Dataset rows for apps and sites
────────────────────────────────────────

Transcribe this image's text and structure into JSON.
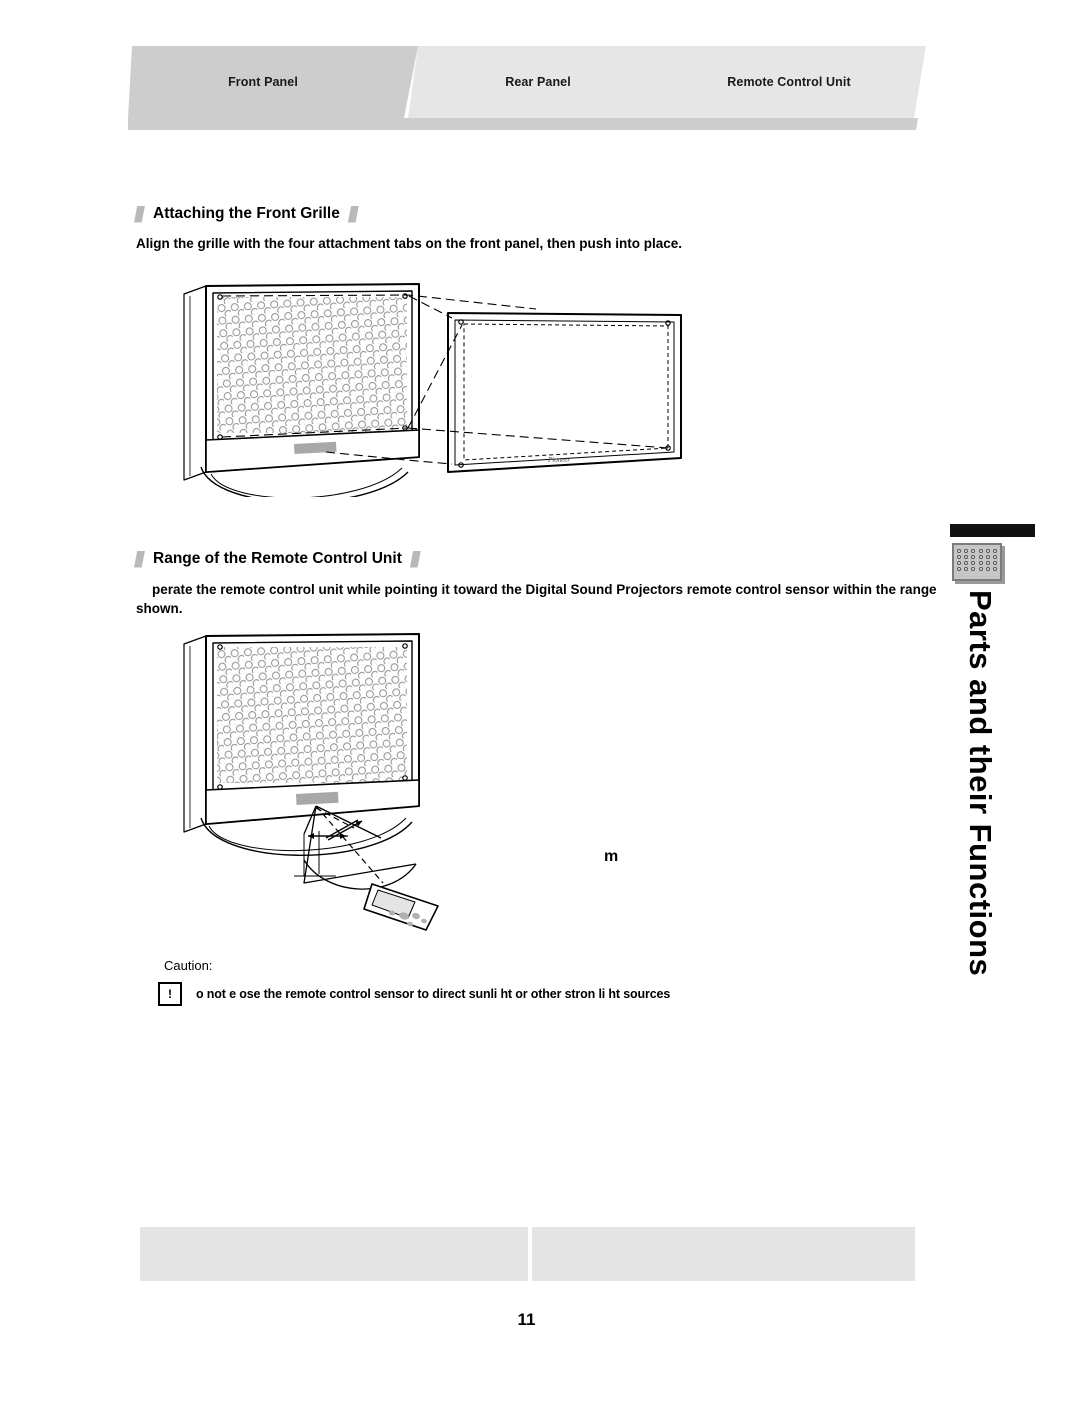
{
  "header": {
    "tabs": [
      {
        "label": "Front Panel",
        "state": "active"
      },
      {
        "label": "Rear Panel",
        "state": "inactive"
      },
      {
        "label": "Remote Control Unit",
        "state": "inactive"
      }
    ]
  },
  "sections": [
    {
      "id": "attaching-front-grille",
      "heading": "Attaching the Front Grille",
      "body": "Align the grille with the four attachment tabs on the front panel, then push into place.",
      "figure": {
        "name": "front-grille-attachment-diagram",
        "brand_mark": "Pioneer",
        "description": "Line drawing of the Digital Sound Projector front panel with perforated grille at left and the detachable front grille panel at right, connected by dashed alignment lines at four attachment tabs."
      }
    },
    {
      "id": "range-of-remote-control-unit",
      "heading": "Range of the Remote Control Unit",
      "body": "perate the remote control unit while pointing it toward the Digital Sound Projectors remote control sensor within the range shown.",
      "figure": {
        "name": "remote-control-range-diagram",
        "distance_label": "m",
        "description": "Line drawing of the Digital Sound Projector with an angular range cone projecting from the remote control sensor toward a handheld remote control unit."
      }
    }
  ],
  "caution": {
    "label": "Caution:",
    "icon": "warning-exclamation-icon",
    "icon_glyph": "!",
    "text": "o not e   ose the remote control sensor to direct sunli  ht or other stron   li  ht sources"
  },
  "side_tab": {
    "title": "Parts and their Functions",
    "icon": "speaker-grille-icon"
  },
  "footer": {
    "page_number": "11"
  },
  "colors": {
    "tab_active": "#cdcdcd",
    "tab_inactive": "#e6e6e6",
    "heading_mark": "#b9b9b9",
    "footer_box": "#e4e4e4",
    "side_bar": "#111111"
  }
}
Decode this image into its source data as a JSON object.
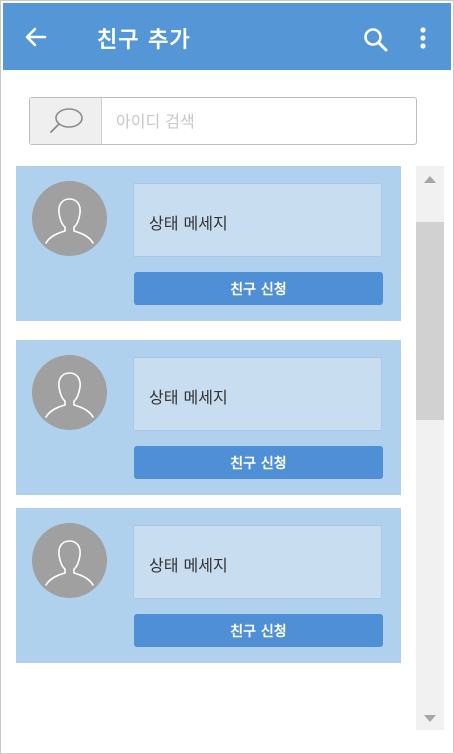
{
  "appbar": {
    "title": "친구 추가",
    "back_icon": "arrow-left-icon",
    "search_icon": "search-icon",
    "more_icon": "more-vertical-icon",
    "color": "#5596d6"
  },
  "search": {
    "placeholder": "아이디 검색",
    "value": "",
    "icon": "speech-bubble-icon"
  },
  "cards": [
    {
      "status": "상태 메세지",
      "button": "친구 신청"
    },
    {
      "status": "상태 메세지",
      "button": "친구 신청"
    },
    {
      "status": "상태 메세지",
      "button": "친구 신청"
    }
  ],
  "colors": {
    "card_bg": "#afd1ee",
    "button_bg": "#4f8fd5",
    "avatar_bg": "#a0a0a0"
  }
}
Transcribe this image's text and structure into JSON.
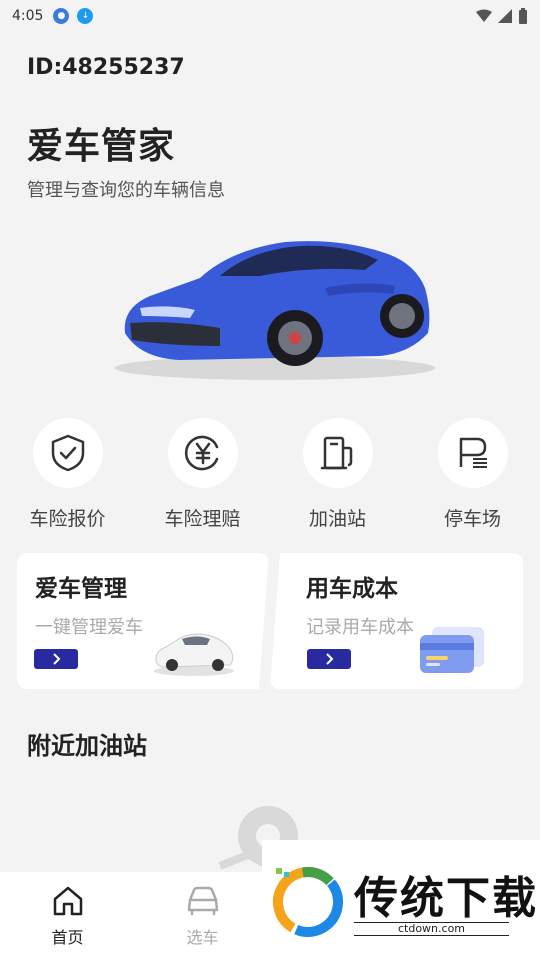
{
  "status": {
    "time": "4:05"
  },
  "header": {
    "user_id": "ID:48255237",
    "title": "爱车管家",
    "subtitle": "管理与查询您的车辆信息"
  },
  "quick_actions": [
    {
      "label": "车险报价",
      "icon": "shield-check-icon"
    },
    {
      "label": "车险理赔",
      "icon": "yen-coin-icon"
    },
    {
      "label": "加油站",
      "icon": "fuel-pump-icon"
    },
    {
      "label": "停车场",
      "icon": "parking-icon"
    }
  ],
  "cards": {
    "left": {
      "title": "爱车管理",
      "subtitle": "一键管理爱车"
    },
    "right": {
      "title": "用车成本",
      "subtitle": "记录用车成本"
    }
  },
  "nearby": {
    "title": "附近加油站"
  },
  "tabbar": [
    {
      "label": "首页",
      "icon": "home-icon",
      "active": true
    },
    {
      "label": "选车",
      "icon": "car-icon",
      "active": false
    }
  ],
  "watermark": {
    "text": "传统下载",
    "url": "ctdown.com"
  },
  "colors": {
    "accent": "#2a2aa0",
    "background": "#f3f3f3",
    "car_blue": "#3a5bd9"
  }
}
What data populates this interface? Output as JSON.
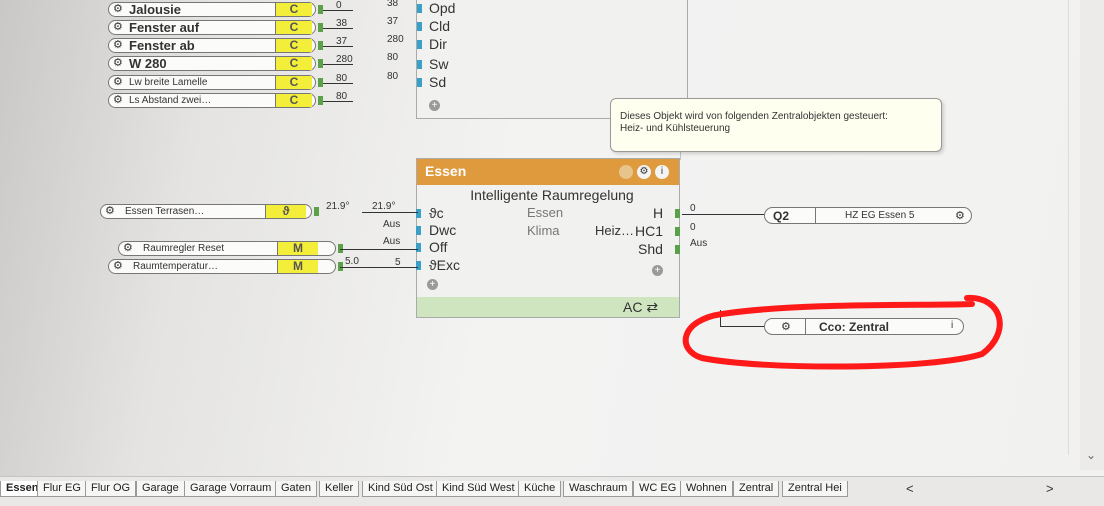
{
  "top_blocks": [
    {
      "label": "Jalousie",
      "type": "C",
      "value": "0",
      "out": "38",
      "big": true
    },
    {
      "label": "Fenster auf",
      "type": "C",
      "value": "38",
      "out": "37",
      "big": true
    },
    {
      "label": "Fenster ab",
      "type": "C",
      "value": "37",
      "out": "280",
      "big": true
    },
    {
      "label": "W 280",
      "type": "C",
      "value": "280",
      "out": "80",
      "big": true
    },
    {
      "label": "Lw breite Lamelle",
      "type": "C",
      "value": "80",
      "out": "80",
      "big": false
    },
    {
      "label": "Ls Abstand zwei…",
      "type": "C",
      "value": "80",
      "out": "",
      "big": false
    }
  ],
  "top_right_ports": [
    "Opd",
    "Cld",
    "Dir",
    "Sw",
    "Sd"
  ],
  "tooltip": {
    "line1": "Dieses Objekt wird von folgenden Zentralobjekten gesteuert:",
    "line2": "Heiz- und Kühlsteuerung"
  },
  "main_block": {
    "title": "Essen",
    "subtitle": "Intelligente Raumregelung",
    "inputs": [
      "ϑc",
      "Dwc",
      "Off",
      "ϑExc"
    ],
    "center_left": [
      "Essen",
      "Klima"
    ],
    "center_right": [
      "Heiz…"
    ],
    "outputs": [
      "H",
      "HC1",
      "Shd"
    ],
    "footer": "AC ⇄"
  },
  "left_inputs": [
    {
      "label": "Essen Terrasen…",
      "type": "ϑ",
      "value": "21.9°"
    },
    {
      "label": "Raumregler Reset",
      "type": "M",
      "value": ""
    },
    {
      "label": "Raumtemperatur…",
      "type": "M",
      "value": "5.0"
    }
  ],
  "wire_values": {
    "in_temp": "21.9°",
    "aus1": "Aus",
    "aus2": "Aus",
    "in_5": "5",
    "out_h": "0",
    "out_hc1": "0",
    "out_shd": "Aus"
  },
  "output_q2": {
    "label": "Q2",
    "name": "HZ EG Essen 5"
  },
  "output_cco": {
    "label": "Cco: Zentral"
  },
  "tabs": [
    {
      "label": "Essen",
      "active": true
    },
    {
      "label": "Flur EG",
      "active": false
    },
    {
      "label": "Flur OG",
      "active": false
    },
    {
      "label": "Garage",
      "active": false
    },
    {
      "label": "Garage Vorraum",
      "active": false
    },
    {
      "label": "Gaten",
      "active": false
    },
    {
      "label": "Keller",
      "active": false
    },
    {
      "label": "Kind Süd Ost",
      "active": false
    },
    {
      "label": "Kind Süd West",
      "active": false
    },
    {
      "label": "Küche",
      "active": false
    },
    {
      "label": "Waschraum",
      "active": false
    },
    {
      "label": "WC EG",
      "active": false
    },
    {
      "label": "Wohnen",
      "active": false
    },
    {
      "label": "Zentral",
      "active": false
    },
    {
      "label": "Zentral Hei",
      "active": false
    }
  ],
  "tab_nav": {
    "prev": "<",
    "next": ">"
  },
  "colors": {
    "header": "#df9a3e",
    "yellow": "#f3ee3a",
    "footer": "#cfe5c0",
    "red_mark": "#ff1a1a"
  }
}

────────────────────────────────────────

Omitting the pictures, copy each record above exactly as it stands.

◆ **Reply**:
Transcribe this image's text and structure into JSON.
{
  "header": {
    "tabs": [
      {
        "label": "Front Panel",
        "state": "active"
      },
      {
        "label": "Rear Panel",
        "state": "inactive"
      },
      {
        "label": "Remote Control Unit",
        "state": "inactive"
      }
    ]
  },
  "sections": [
    {
      "id": "attaching-front-grille",
      "heading": "Attaching the Front Grille",
      "body": "Align the grille with the four attachment tabs on the front panel, then push into place.",
      "figure": {
        "name": "front-grille-attachment-diagram",
        "brand_mark": "Pioneer",
        "description": "Line drawing of the Digital Sound Projector front panel with perforated grille at left and the detachable front grille panel at right, connected by dashed alignment lines at four attachment tabs."
      }
    },
    {
      "id": "range-of-remote-control-unit",
      "heading": "Range of the Remote Control Unit",
      "body": "perate the remote control unit while pointing it toward the Digital Sound Projectors remote control sensor within the range shown.",
      "figure": {
        "name": "remote-control-range-diagram",
        "distance_label": "m",
        "description": "Line drawing of the Digital Sound Projector with an angular range cone projecting from the remote control sensor toward a handheld remote control unit."
      }
    }
  ],
  "caution": {
    "label": "Caution:",
    "icon": "warning-exclamation-icon",
    "icon_glyph": "!",
    "text": "o not e   ose the remote control sensor to direct sunli  ht or other stron   li  ht sources"
  },
  "side_tab": {
    "title": "Parts and their Functions",
    "icon": "speaker-grille-icon"
  },
  "footer": {
    "page_number": "11"
  },
  "colors": {
    "tab_active": "#cdcdcd",
    "tab_inactive": "#e6e6e6",
    "heading_mark": "#b9b9b9",
    "footer_box": "#e4e4e4",
    "side_bar": "#111111"
  }
}
Decode this image into its source data as a JSON object.
{
  "appbar": {
    "title": "친구 추가",
    "back_icon": "arrow-left-icon",
    "search_icon": "search-icon",
    "more_icon": "more-vertical-icon",
    "color": "#5596d6"
  },
  "search": {
    "placeholder": "아이디 검색",
    "value": "",
    "icon": "speech-bubble-icon"
  },
  "cards": [
    {
      "status": "상태 메세지",
      "button": "친구 신청"
    },
    {
      "status": "상태 메세지",
      "button": "친구 신청"
    },
    {
      "status": "상태 메세지",
      "button": "친구 신청"
    }
  ],
  "colors": {
    "card_bg": "#afd1ee",
    "button_bg": "#4f8fd5",
    "avatar_bg": "#a0a0a0"
  }
}
Transcribe this image's text and structure into JSON.
{
  "status": {
    "time": "4:05"
  },
  "header": {
    "user_id": "ID:48255237",
    "title": "爱车管家",
    "subtitle": "管理与查询您的车辆信息"
  },
  "quick_actions": [
    {
      "label": "车险报价",
      "icon": "shield-check-icon"
    },
    {
      "label": "车险理赔",
      "icon": "yen-coin-icon"
    },
    {
      "label": "加油站",
      "icon": "fuel-pump-icon"
    },
    {
      "label": "停车场",
      "icon": "parking-icon"
    }
  ],
  "cards": {
    "left": {
      "title": "爱车管理",
      "subtitle": "一键管理爱车"
    },
    "right": {
      "title": "用车成本",
      "subtitle": "记录用车成本"
    }
  },
  "nearby": {
    "title": "附近加油站"
  },
  "tabbar": [
    {
      "label": "首页",
      "icon": "home-icon",
      "active": true
    },
    {
      "label": "选车",
      "icon": "car-icon",
      "active": false
    }
  ],
  "watermark": {
    "text": "传统下载",
    "url": "ctdown.com"
  },
  "colors": {
    "accent": "#2a2aa0",
    "background": "#f3f3f3",
    "car_blue": "#3a5bd9"
  }
}
What data populates this interface? Output as JSON.
{
  "top_blocks": [
    {
      "label": "Jalousie",
      "type": "C",
      "value": "0",
      "out": "38",
      "big": true
    },
    {
      "label": "Fenster auf",
      "type": "C",
      "value": "38",
      "out": "37",
      "big": true
    },
    {
      "label": "Fenster ab",
      "type": "C",
      "value": "37",
      "out": "280",
      "big": true
    },
    {
      "label": "W 280",
      "type": "C",
      "value": "280",
      "out": "80",
      "big": true
    },
    {
      "label": "Lw breite Lamelle",
      "type": "C",
      "value": "80",
      "out": "80",
      "big": false
    },
    {
      "label": "Ls Abstand zwei…",
      "type": "C",
      "value": "80",
      "out": "",
      "big": false
    }
  ],
  "top_right_ports": [
    "Opd",
    "Cld",
    "Dir",
    "Sw",
    "Sd"
  ],
  "tooltip": {
    "line1": "Dieses Objekt wird von folgenden Zentralobjekten gesteuert:",
    "line2": "Heiz- und Kühlsteuerung"
  },
  "main_block": {
    "title": "Essen",
    "subtitle": "Intelligente Raumregelung",
    "inputs": [
      "ϑc",
      "Dwc",
      "Off",
      "ϑExc"
    ],
    "center_left": [
      "Essen",
      "Klima"
    ],
    "center_right": [
      "Heiz…"
    ],
    "outputs": [
      "H",
      "HC1",
      "Shd"
    ],
    "footer": "AC ⇄"
  },
  "left_inputs": [
    {
      "label": "Essen Terrasen…",
      "type": "ϑ",
      "value": "21.9°"
    },
    {
      "label": "Raumregler Reset",
      "type": "M",
      "value": ""
    },
    {
      "label": "Raumtemperatur…",
      "type": "M",
      "value": "5.0"
    }
  ],
  "wire_values": {
    "in_temp": "21.9°",
    "aus1": "Aus",
    "aus2": "Aus",
    "in_5": "5",
    "out_h": "0",
    "out_hc1": "0",
    "out_shd": "Aus"
  },
  "output_q2": {
    "label": "Q2",
    "name": "HZ EG Essen 5"
  },
  "output_cco": {
    "label": "Cco: Zentral"
  },
  "tabs": [
    {
      "label": "Essen",
      "active": true
    },
    {
      "label": "Flur EG",
      "active": false
    },
    {
      "label": "Flur OG",
      "active": false
    },
    {
      "label": "Garage",
      "active": false
    },
    {
      "label": "Garage Vorraum",
      "active": false
    },
    {
      "label": "Gaten",
      "active": false
    },
    {
      "label": "Keller",
      "active": false
    },
    {
      "label": "Kind Süd Ost",
      "active": false
    },
    {
      "label": "Kind Süd West",
      "active": false
    },
    {
      "label": "Küche",
      "active": false
    },
    {
      "label": "Waschraum",
      "active": false
    },
    {
      "label": "WC EG",
      "active": false
    },
    {
      "label": "Wohnen",
      "active": false
    },
    {
      "label": "Zentral",
      "active": false
    },
    {
      "label": "Zentral Hei",
      "active": false
    }
  ],
  "tab_nav": {
    "prev": "<",
    "next": ">"
  },
  "colors": {
    "header": "#df9a3e",
    "yellow": "#f3ee3a",
    "footer": "#cfe5c0",
    "red_mark": "#ff1a1a"
  }
}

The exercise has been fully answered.